■ TASK TO COMPLETE
If a line in the entries contains the string "Recorder", include that line in your answer.

■ ENTRIES SUPPLIED
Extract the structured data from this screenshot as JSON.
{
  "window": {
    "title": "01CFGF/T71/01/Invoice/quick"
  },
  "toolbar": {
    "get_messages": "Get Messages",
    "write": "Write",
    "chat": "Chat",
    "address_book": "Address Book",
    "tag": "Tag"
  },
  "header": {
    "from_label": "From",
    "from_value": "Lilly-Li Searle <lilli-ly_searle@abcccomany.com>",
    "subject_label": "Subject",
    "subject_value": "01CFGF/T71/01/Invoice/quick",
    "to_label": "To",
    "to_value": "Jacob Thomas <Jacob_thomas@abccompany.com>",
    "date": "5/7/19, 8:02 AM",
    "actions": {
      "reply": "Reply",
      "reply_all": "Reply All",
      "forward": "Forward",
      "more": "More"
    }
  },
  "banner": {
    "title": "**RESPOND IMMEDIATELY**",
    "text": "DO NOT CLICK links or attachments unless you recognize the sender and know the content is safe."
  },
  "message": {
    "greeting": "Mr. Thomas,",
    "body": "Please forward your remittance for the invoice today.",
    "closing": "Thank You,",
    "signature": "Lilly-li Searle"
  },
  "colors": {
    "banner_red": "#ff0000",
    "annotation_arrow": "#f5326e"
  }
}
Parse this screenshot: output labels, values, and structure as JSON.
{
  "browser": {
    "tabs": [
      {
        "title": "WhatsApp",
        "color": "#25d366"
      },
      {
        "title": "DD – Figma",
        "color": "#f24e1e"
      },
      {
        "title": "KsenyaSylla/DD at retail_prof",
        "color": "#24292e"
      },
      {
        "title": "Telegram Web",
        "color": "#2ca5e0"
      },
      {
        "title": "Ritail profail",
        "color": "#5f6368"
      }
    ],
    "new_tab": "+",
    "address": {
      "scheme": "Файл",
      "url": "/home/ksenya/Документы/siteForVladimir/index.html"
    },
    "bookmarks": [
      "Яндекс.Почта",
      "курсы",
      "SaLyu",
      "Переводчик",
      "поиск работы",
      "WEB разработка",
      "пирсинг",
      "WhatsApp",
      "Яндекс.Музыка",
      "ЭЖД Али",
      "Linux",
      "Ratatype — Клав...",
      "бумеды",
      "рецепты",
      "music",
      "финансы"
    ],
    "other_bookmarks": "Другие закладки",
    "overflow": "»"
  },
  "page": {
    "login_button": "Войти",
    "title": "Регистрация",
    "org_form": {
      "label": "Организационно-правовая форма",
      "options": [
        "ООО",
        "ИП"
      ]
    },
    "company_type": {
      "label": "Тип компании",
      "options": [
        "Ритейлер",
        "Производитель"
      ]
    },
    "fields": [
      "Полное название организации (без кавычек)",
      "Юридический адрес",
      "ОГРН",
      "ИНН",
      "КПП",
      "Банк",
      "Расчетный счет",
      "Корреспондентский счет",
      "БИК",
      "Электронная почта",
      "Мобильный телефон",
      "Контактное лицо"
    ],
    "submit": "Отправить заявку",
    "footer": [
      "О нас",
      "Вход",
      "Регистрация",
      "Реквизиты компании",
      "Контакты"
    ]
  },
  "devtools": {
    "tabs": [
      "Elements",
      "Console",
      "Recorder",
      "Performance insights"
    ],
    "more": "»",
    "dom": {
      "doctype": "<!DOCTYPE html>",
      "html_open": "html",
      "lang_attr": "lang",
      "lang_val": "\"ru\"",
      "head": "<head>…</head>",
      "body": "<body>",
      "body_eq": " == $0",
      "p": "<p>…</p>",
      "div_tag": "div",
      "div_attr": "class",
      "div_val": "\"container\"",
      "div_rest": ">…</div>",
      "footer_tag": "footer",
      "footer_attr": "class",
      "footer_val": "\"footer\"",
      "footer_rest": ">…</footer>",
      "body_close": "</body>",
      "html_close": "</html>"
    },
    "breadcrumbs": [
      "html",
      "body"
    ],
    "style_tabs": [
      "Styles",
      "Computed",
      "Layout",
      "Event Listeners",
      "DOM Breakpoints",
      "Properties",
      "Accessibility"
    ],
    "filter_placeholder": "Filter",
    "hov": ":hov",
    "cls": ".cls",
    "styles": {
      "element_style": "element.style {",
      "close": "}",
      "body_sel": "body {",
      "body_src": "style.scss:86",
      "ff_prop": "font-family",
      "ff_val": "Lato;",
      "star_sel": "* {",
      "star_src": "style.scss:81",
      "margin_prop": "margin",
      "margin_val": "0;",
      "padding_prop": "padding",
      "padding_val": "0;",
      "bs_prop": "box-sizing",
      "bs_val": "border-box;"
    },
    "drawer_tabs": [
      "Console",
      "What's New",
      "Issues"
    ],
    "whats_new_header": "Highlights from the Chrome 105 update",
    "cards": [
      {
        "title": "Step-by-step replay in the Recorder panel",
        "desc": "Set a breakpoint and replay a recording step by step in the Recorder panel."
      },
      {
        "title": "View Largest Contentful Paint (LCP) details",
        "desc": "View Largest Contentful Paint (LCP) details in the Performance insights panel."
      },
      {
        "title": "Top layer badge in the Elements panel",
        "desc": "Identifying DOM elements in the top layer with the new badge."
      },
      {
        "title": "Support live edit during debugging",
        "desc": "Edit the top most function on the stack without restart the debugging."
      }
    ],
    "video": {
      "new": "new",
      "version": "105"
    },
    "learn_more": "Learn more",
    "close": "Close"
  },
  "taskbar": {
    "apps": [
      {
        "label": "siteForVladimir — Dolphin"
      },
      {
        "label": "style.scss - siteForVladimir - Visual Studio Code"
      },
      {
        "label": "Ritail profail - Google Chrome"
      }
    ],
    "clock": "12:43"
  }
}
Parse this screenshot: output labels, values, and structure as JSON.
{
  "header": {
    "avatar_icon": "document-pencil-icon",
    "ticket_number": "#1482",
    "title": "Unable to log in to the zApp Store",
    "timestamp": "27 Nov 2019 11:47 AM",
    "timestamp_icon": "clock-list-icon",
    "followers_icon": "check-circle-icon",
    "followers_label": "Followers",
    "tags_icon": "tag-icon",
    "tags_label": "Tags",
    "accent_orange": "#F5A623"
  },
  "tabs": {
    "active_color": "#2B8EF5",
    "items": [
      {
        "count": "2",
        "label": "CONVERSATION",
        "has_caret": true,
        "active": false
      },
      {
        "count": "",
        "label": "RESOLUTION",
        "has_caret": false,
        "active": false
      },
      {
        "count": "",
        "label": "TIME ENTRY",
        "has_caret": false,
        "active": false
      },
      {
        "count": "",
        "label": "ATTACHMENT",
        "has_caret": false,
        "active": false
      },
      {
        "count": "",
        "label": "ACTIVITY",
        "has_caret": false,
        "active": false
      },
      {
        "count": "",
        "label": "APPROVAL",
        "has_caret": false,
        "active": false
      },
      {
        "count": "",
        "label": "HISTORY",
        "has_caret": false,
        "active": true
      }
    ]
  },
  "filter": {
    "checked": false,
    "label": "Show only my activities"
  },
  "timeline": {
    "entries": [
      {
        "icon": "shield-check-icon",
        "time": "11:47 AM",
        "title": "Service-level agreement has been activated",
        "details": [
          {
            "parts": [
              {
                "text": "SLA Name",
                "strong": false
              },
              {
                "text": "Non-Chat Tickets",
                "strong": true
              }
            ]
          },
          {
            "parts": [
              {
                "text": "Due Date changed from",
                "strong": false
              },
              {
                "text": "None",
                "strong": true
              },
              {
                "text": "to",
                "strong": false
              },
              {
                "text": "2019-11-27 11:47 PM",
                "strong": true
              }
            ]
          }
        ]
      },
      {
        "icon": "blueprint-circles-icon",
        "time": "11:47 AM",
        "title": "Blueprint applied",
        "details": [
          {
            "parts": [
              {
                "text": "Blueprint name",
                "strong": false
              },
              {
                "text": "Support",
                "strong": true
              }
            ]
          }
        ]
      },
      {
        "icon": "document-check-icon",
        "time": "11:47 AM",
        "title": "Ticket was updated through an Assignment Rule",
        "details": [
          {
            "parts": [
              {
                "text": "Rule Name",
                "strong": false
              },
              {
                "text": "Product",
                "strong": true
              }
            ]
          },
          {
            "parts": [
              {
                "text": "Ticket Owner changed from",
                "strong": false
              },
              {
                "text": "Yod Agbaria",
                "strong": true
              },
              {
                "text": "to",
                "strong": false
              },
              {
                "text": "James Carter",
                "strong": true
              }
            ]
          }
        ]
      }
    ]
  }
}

■ YOUR SOLUTION
      "Recorder",
        "title": "Step-by-step replay in the Recorder panel",
        "desc": "Set a breakpoint and replay a recording step by step in the Recorder panel."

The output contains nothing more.